◆ What the task asks
Using the listing below, say how many lines have the string "highlighted" in them, giving the number alone.

◆ Data
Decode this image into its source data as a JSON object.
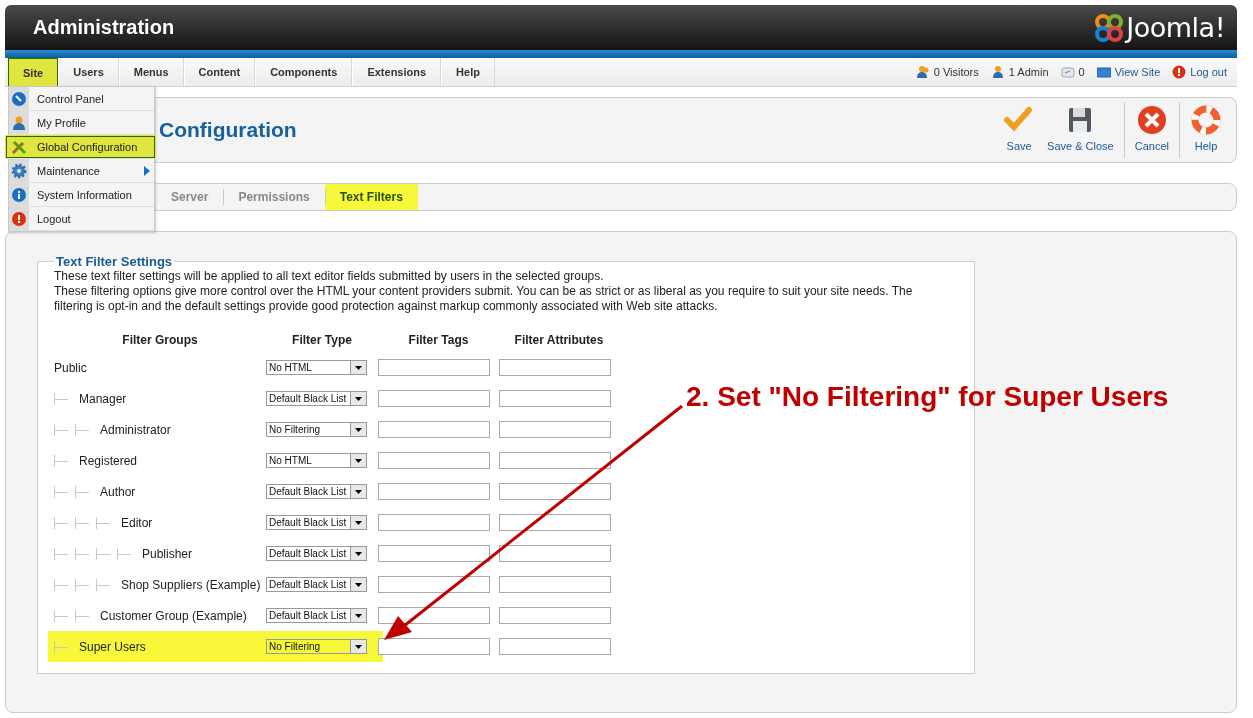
{
  "header": {
    "title": "Administration",
    "logo": "Joomla!"
  },
  "menu": [
    {
      "label": "Site",
      "selected": true
    },
    {
      "label": "Users",
      "selected": false
    },
    {
      "label": "Menus",
      "selected": false
    },
    {
      "label": "Content",
      "selected": false
    },
    {
      "label": "Components",
      "selected": false
    },
    {
      "label": "Extensions",
      "selected": false
    },
    {
      "label": "Help",
      "selected": false
    }
  ],
  "status": [
    {
      "kind": "visitors",
      "label": "0 Visitors"
    },
    {
      "kind": "admins",
      "label": "1 Admin"
    },
    {
      "kind": "messages",
      "label": "0"
    },
    {
      "kind": "view",
      "label": "View Site"
    },
    {
      "kind": "logout",
      "label": "Log out"
    }
  ],
  "dropdown": [
    {
      "kind": "panel",
      "label": "Control Panel",
      "selected": false,
      "submenu": false
    },
    {
      "kind": "profile",
      "label": "My Profile",
      "selected": false,
      "submenu": false
    },
    {
      "kind": "config",
      "label": "Global Configuration",
      "selected": true,
      "submenu": false
    },
    {
      "kind": "maintenance",
      "label": "Maintenance",
      "selected": false,
      "submenu": true
    },
    {
      "kind": "info",
      "label": "System Information",
      "selected": false,
      "submenu": false
    },
    {
      "kind": "logout",
      "label": "Logout",
      "selected": false,
      "submenu": false
    }
  ],
  "page_title": "Configuration",
  "toolbar": [
    [
      {
        "kind": "save",
        "label": "Save"
      },
      {
        "kind": "save-close",
        "label": "Save & Close"
      }
    ],
    [
      {
        "kind": "cancel",
        "label": "Cancel"
      }
    ],
    [
      {
        "kind": "help",
        "label": "Help"
      }
    ]
  ],
  "tabs": [
    {
      "label": "Server",
      "selected": false
    },
    {
      "label": "Permissions",
      "selected": false
    },
    {
      "label": "Text Filters",
      "selected": true
    }
  ],
  "fieldset": {
    "legend": "Text Filter Settings",
    "description": [
      "These text filter settings will be applied to all text editor fields submitted by users in the selected groups.",
      "These filtering options give more control over the HTML your content providers submit. You can be as strict or as liberal as you require to suit your site needs. The filtering is opt-in and the default settings provide good protection against markup commonly associated with Web site attacks."
    ]
  },
  "columns": [
    "Filter Groups",
    "Filter Type",
    "Filter Tags",
    "Filter Attributes"
  ],
  "groups": [
    {
      "name": "Public",
      "filter_type": "No HTML",
      "highlighted": false,
      "children": [
        {
          "name": "Manager",
          "filter_type": "Default Black List",
          "highlighted": false,
          "children": [
            {
              "name": "Administrator",
              "filter_type": "No Filtering",
              "highlighted": false
            }
          ]
        },
        {
          "name": "Registered",
          "filter_type": "No HTML",
          "highlighted": false,
          "children": [
            {
              "name": "Author",
              "filter_type": "Default Black List",
              "highlighted": false,
              "children": [
                {
                  "name": "Editor",
                  "filter_type": "Default Black List",
                  "highlighted": false,
                  "children": [
                    {
                      "name": "Publisher",
                      "filter_type": "Default Black List",
                      "highlighted": false
                    }
                  ]
                },
                {
                  "name": "Shop Suppliers (Example)",
                  "filter_type": "Default Black List",
                  "highlighted": false
                }
              ]
            },
            {
              "name": "Customer Group (Example)",
              "filter_type": "Default Black List",
              "highlighted": false
            }
          ]
        },
        {
          "name": "Super Users",
          "filter_type": "No Filtering",
          "highlighted": true
        }
      ]
    }
  ],
  "annotation": {
    "text": "2. Set \"No Filtering\" for Super Users"
  }
}
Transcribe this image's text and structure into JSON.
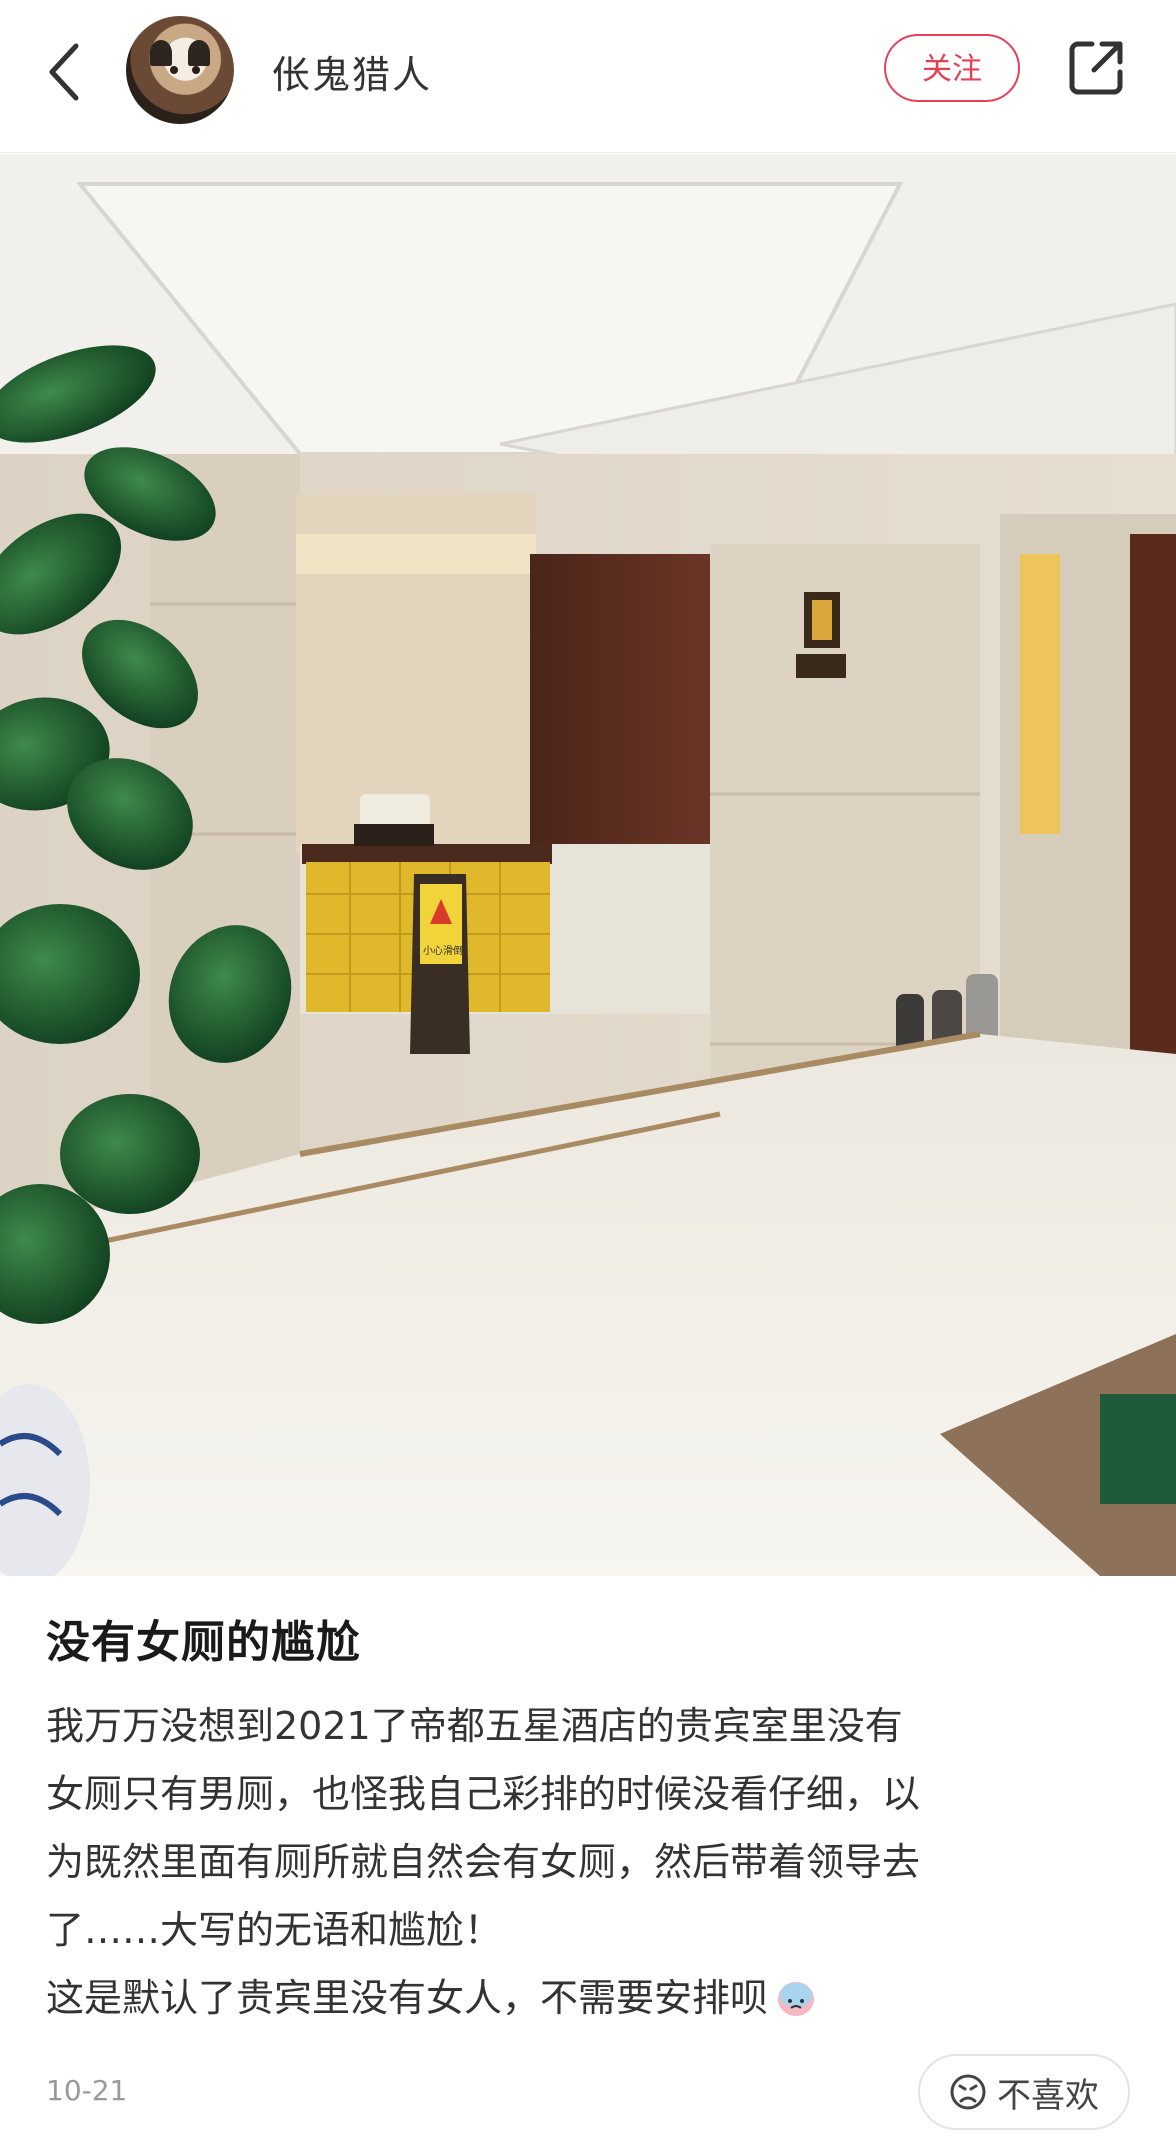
{
  "header": {
    "username": "伥鬼猎人",
    "follow_label": "关注"
  },
  "photo": {
    "sign_text": "小心滑倒"
  },
  "post": {
    "title": "没有女厕的尴尬",
    "body": "我万万没想到2021了帝都五星酒店的贵宾室里没有\n女厕只有男厕，也怪我自己彩排的时候没看仔细，以\n为既然里面有厕所就自然会有女厕，然后带着领导去\n了……大写的无语和尴尬！\n这是默认了贵宾里没有女人，不需要安排呗",
    "date": "10-21",
    "dislike_label": "不喜欢"
  }
}
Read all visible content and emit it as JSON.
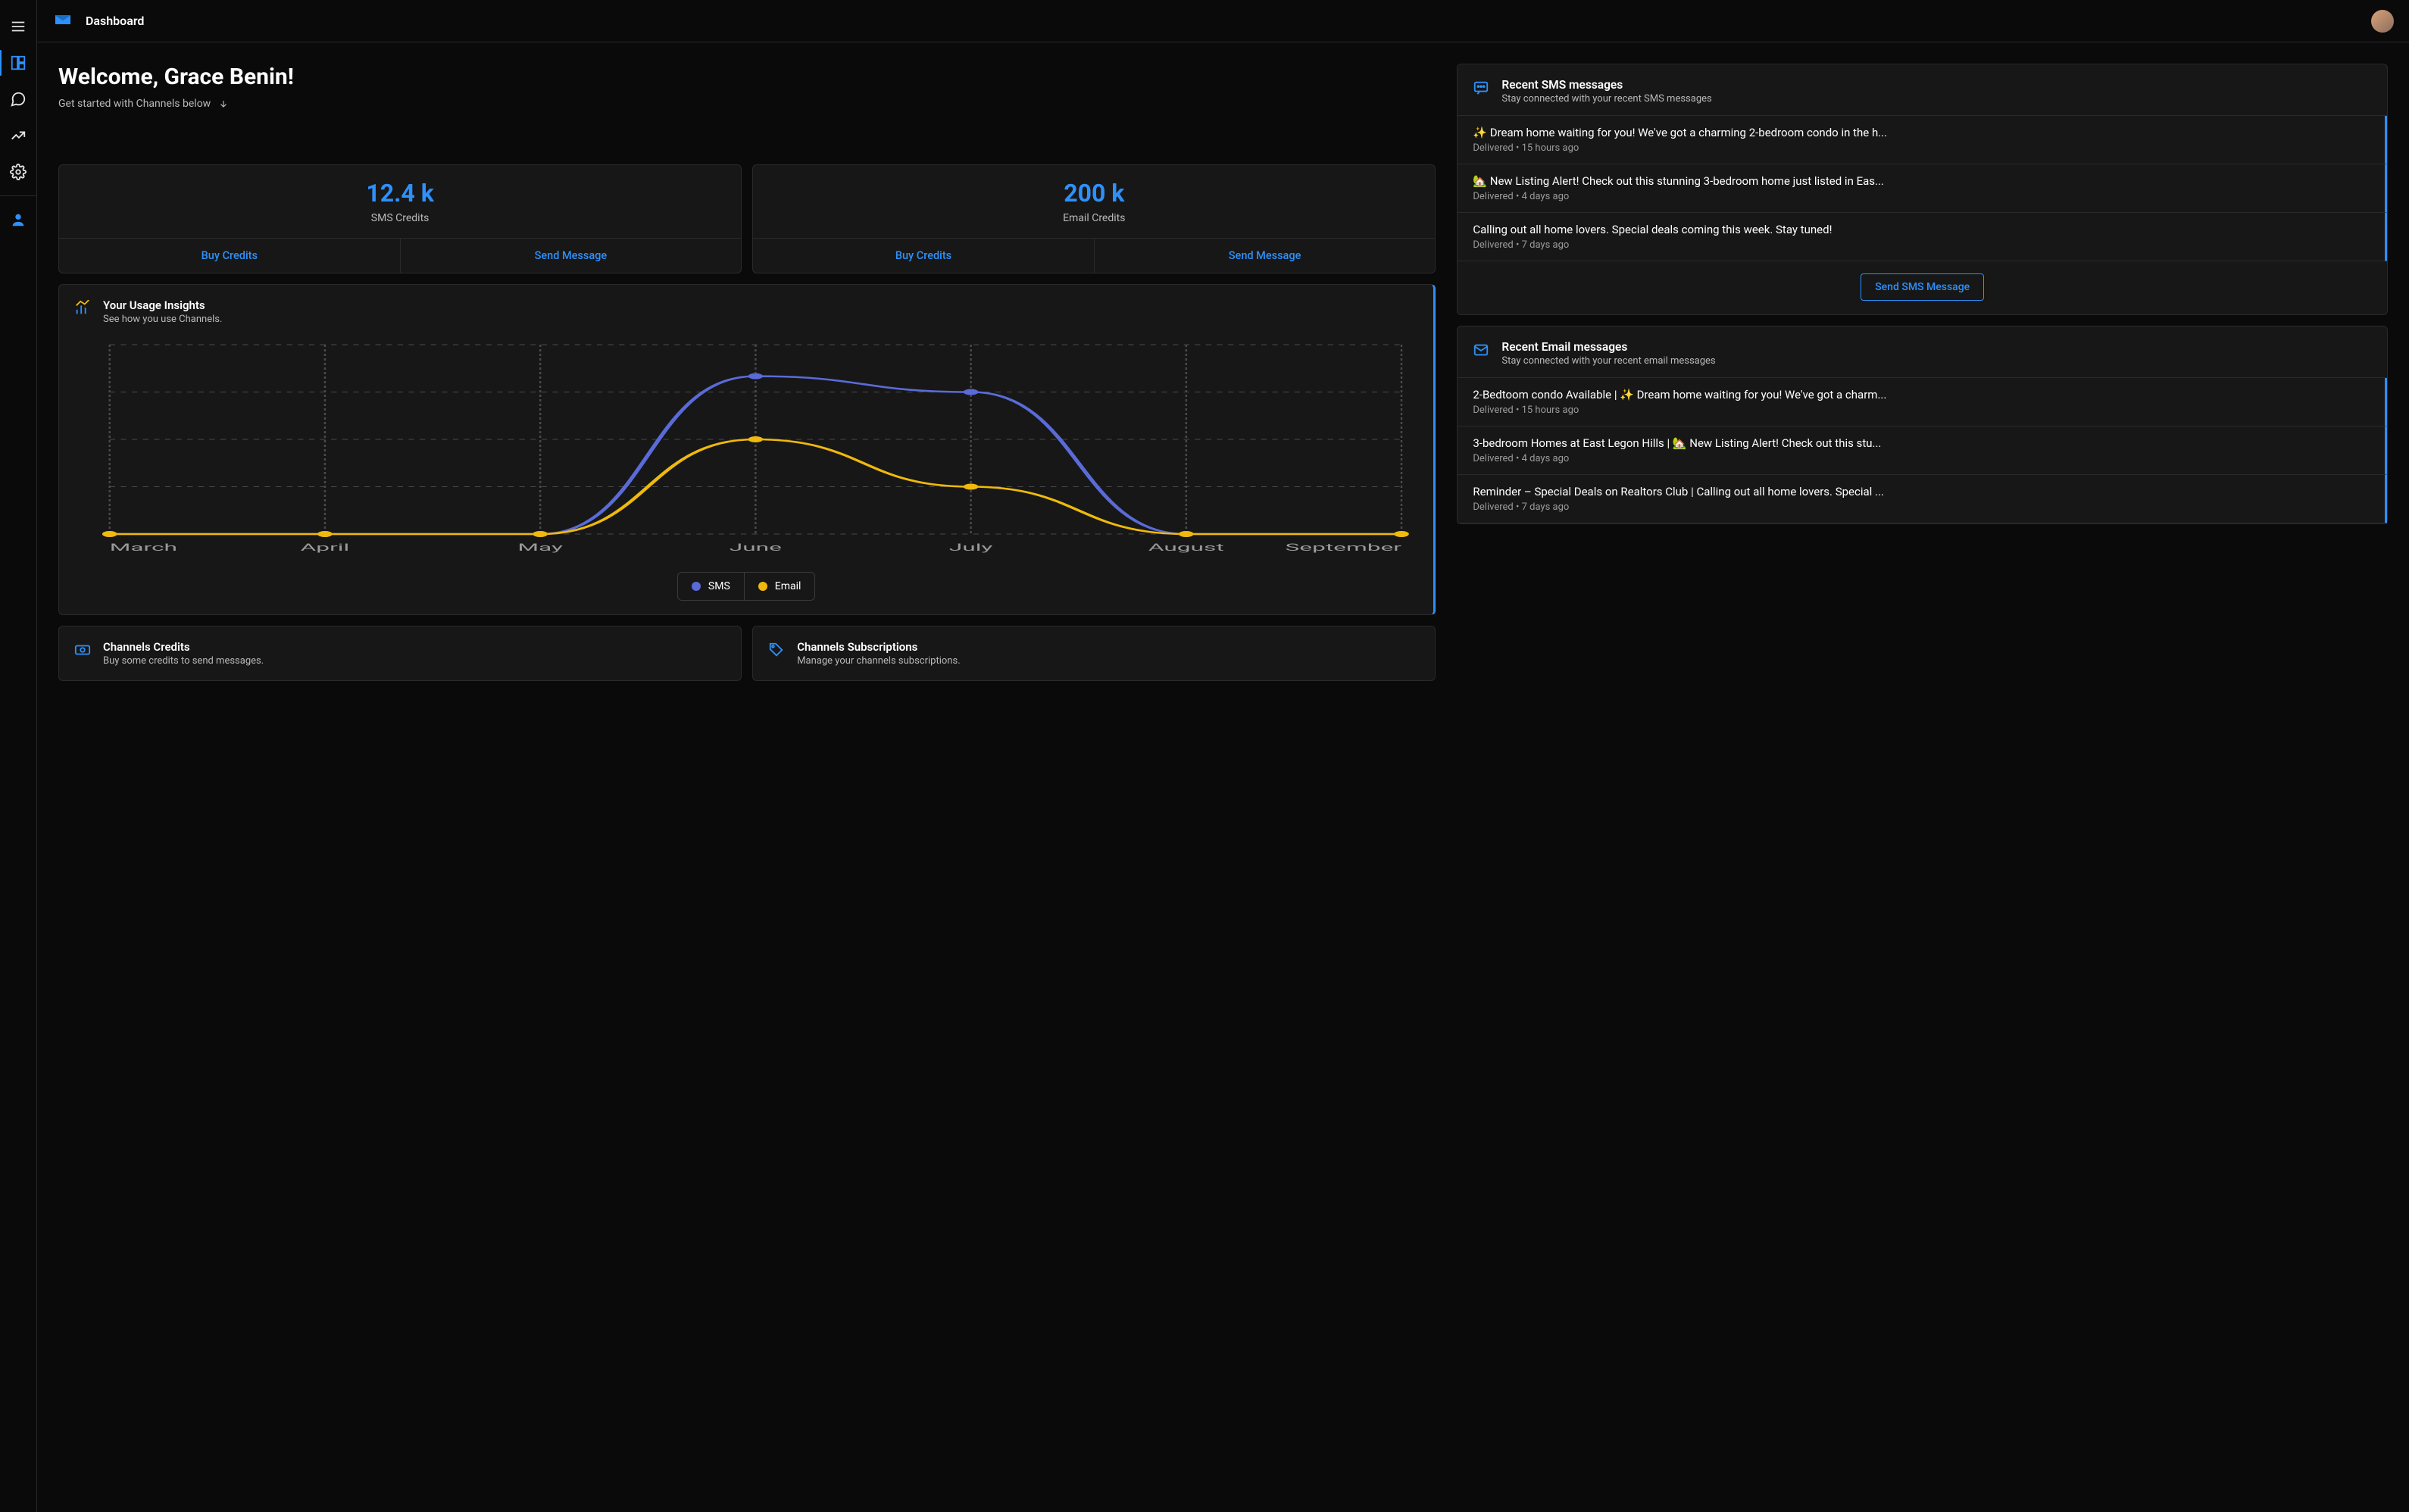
{
  "header": {
    "title": "Dashboard"
  },
  "welcome": {
    "heading": "Welcome, Grace Benin!",
    "subtitle": "Get started with Channels below"
  },
  "stats": {
    "sms": {
      "value": "12.4 k",
      "label": "SMS Credits",
      "buy": "Buy Credits",
      "send": "Send Message"
    },
    "email": {
      "value": "200 k",
      "label": "Email Credits",
      "buy": "Buy Credits",
      "send": "Send Message"
    }
  },
  "insights": {
    "title": "Your Usage Insights",
    "subtitle": "See how you use Channels.",
    "legend_sms": "SMS",
    "legend_email": "Email"
  },
  "chart_data": {
    "type": "line",
    "categories": [
      "March",
      "April",
      "May",
      "June",
      "July",
      "August",
      "September"
    ],
    "series": [
      {
        "name": "SMS",
        "values": [
          0,
          0,
          0,
          100,
          90,
          0,
          0
        ]
      },
      {
        "name": "Email",
        "values": [
          0,
          0,
          0,
          60,
          30,
          0,
          0
        ]
      }
    ],
    "xlabel": "",
    "ylabel": "",
    "ylim": [
      0,
      120
    ]
  },
  "bottom": {
    "credits": {
      "title": "Channels Credits",
      "subtitle": "Buy some credits to send messages."
    },
    "subs": {
      "title": "Channels Subscriptions",
      "subtitle": "Manage your channels subscriptions."
    }
  },
  "recent_sms": {
    "title": "Recent SMS messages",
    "subtitle": "Stay connected with your recent SMS messages",
    "send_btn": "Send SMS Message",
    "items": [
      {
        "title": "✨ Dream home waiting for you! We've got a charming 2-bedroom condo in the h...",
        "meta": "Delivered • 15 hours ago"
      },
      {
        "title": "🏡 New Listing Alert! Check out this stunning 3-bedroom home just listed in Eas...",
        "meta": "Delivered • 4 days ago"
      },
      {
        "title": "Calling out all home lovers. Special deals coming this week. Stay tuned!",
        "meta": "Delivered • 7 days ago"
      }
    ]
  },
  "recent_email": {
    "title": "Recent Email messages",
    "subtitle": "Stay connected with your recent email messages",
    "items": [
      {
        "title": "2-Bedtoom condo Available | ✨ Dream home waiting for you! We've got a charm...",
        "meta": "Delivered • 15 hours ago"
      },
      {
        "title": "3-bedroom Homes at East Legon Hills | 🏡 New Listing Alert! Check out this stu...",
        "meta": "Delivered • 4 days ago"
      },
      {
        "title": "Reminder – Special Deals on Realtors Club | Calling out all home lovers. Special ...",
        "meta": "Delivered • 7 days ago"
      }
    ]
  },
  "colors": {
    "accent": "#2e90fa",
    "sms": "#5a6bd8",
    "email": "#f0b90b"
  }
}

◆ Written response
10